Some people have posted comments on some of my articles and posts about the recent Oprah segment and the general topic of homosexuality in the Jewish community.Based on these comments I think some people been confused as to what my mission statement is, has been, and will continue to be: The reason I am choosing to come out so publicly and so honestly about what happened to me isn't to convince people to accept me personally, it's not about me anymore, my years of torture and pain for being gay in a frum (religious) environment are over and I have moved on to a place in my life where I have found peace in my soul. The work that I do is the voice of so many others who have endured similar and even more trying experiences while growing up frum and gay, and the hope is that the people who see this now, the parents, brothers, sisters, and friends of gay people might learn from this and treat a gay person in their life differently, but the biggest hope, the most important part, is that younger version of so many of us that felt alone and without support, the message is for those people, no matter which community you come from, even in Crown Heights, you're not alone.

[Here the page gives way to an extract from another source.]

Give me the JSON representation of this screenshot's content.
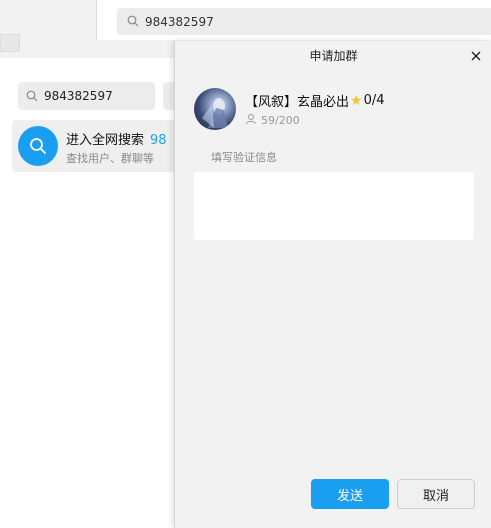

Many have asked me: "why don't you leave the community behind? Why is your head still in this bad place, this negative seemingly closed minded homophobic community? Why wouldn't you just find another congregation or shul or community that would accept you and live there without this controversy? And then come the even sharper questions from people who continue to, and have in the past criticized me for the work that I'm doing now: "Why do you need to talk about this issue/problem publicly?" "Why can't you just keep it to yourself and not cause this pain and aggravation to your family by "flaunting" your gayness in everyone'es face?" The last two questions are very charged and have a lot of weight to them but I think they give you a picture of what these people are asking of me.They're asking me to "keep it to myself", they're saying they're ok with gay people as long as they don't act gay or talk about it in public. As is the history within religious communities like Crown Heights, based on my own personal experiences as well as many stories that I've heard from people who live in Crown Heights and are part of the Chabad orthodox community, subjects like homosexuality and sexual abuse have been avoided by the "leaders" of the community ever since I can remember. Yes it's true that lately people have become more aware of the serious issue facing hundreds of children in Crown Heights who were molested and continue to be until this day, but because of the silence and stigma associated with sexual abuse in this community, most victims never get to bring their abuser to justice and see them be accountable for their actions. It's the silence that allows people who are a danger to children walk freely in the streets of Crown Heights today, that silence that has caused immense pain to people like myself who are gay and were and clearly still are heavily criticized by members of our own community simply for speaking up.
The support that I have received over the past month since the Jewish Press article has been amazing, and compared to the backlash I've been receiving, the support outweighs the backlash by far. However, many of my critics are from the Chabad community themselves and from other frum communities communities (I know the word frum is loaded and doesn't really represent any group of people, but let's just say that the people who wrote these comments were self identified as frum (orthodox)); many people have left anonymous comments on the Jewish Press article claiming to know me and attempted to destroy my character and bring shame to my family, others have simply asked the aforementioned questions, but I think it's clear that although having a dialogue is the best thing that can happen, even if it's not all positive, those questions and that tone of "keeping it quiet" only serve to continue this dangerous silence that ignores the serious plight of so many people that suffer just because they are gay, not because they commit "homosexual acts"